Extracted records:
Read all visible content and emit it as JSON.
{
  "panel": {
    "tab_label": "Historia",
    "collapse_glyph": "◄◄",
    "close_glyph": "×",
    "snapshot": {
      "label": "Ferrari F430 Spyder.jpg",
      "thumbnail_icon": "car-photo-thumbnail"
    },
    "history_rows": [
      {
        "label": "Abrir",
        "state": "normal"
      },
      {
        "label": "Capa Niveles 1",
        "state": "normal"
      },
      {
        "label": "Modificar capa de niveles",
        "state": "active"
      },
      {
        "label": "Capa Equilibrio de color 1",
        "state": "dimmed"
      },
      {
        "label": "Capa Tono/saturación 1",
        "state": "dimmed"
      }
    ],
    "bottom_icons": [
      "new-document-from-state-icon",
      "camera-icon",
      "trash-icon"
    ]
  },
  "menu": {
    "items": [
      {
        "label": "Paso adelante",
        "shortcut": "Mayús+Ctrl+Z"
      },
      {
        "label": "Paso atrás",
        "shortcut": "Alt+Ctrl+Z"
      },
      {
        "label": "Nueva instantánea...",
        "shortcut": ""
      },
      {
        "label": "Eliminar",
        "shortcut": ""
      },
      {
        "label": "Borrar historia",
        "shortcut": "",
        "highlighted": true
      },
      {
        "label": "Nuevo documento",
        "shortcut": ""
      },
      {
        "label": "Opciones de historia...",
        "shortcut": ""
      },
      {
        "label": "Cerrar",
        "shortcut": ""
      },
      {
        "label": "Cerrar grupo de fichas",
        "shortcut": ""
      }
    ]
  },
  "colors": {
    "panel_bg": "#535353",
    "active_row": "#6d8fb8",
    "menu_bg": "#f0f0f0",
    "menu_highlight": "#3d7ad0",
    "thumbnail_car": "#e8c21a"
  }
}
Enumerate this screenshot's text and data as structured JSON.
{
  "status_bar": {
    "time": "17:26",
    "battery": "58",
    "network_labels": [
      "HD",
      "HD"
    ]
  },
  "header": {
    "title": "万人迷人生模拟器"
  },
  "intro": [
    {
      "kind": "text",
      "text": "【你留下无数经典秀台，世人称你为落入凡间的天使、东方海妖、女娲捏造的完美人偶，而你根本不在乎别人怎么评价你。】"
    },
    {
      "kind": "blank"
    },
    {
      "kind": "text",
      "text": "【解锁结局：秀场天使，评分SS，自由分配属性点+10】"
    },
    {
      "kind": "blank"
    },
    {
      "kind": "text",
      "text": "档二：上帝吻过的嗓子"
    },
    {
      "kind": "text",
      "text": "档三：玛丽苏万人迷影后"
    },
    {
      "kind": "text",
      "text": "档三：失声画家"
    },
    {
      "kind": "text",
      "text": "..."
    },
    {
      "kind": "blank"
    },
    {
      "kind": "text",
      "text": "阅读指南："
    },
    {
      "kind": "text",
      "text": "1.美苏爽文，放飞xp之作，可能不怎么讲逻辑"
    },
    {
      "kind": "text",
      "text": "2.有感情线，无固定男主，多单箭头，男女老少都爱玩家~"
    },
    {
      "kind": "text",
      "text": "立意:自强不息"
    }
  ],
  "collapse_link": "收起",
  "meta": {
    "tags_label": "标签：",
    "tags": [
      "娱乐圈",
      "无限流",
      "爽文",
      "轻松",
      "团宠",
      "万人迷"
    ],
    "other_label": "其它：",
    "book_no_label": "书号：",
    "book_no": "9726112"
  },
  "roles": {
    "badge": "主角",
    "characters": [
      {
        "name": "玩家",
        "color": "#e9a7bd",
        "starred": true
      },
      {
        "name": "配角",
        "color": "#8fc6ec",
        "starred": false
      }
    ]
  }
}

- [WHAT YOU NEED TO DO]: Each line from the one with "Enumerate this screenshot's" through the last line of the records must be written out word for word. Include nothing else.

- [ANSWER FOR THE TASK]:
Enumerate this screenshot's text and data as structured JSON.
{
  "status_bar": {
    "time": "17:26",
    "battery": "58",
    "network_labels": [
      "HD",
      "HD"
    ]
  },
  "header": {
    "title": "万人迷人生模拟器"
  },
  "intro": [
    {
      "kind": "text",
      "text": "【你留下无数经典秀台，世人称你为落入凡间的天使、东方海妖、女娲捏造的完美人偶，而你根本不在乎别人怎么评价你。】"
    },
    {
      "kind": "blank"
    },
    {
      "kind": "text",
      "text": "【解锁结局：秀场天使，评分SS，自由分配属性点+10】"
    },
    {
      "kind": "blank"
    },
    {
      "kind": "text",
      "text": "档二：上帝吻过的嗓子"
    },
    {
      "kind": "text",
      "text": "档三：玛丽苏万人迷影后"
    },
    {
      "kind": "text",
      "text": "档三：失声画家"
    },
    {
      "kind": "text",
      "text": "..."
    },
    {
      "kind": "blank"
    },
    {
      "kind": "text",
      "text": "阅读指南："
    },
    {
      "kind": "text",
      "text": "1.美苏爽文，放飞xp之作，可能不怎么讲逻辑"
    },
    {
      "kind": "text",
      "text": "2.有感情线，无固定男主，多单箭头，男女老少都爱玩家~"
    },
    {
      "kind": "text",
      "text": "立意:自强不息"
    }
  ],
  "collapse_link": "收起",
  "meta": {
    "tags_label": "标签：",
    "tags": [
      "娱乐圈",
      "无限流",
      "爽文",
      "轻松",
      "团宠",
      "万人迷"
    ],
    "other_label": "其它：",
    "book_no_label": "书号：",
    "book_no": "9726112"
  },
  "roles": {
    "badge": "主角",
    "characters": [
      {
        "name": "玩家",
        "color": "#e9a7bd",
        "starred": true
      },
      {
        "name": "配角",
        "color": "#8fc6ec",
        "starred": false
      }
    ]
  }
}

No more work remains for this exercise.